| Quote #4
Miss Prism: Do not speak slightingly of the three-volume novel, Cecily. I wrote one myself in earlier days.
Miss Prism defines for us exactly what fictional romances mean – "the good ended happily, and the bad unhappily." This is how both Gwendolen and Cecily picture their lives ending, with happily-ever-afters. Also, the fact that Miss Prism wrote a romantic three-volume novel suggests that she was once an idealistic girl.
| Quote #5
Cecily: You see, it [her diary] is simply a very young girl's record of her own thoughts and impressions, and consequently meant for publication. When it appears in volume form I hope you will order a copy. But pray, Ernest, don't stop. I delight in taking down from dictation. I have reached 'absolute perfection'. You can go on. I am quite ready for more. (II.198)
As we previously established, Cecily’s diary is a storehouse for all of her fantasies. Before Algernon came along, they were just that – unattainable fantasies. But now that Algernon has taken on the identity of "Ernest," she is closer than ever to achieving her romanticized love.
| Quote #6
Cecily: You must not laugh at me, darling, but it had always been a girlish dream of mine to love some one whose name was Ernest. [Algernon rises, Cecily also.] There is something in that name that seems to inspire absolute confidence.
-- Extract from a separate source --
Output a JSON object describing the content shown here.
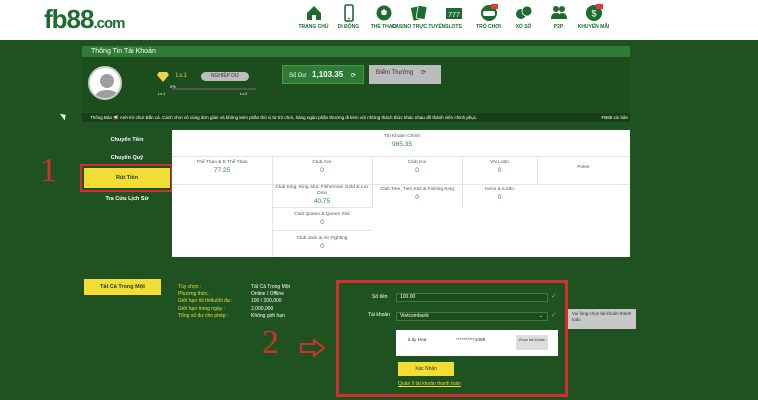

I pity any poor married woman whose husband is not called Ernest. (II.233)
Like Gwendolen, Cecily admits that "it had always been a girlish dream of mine to love someone whose name was Ernest." In fact, Cecily's next words echo verbatim Gwendolen’s whimsical wish for her own Ernest. That Cecily desires exactly the same thing as Gwendolen clues us in that these two female characters are foils.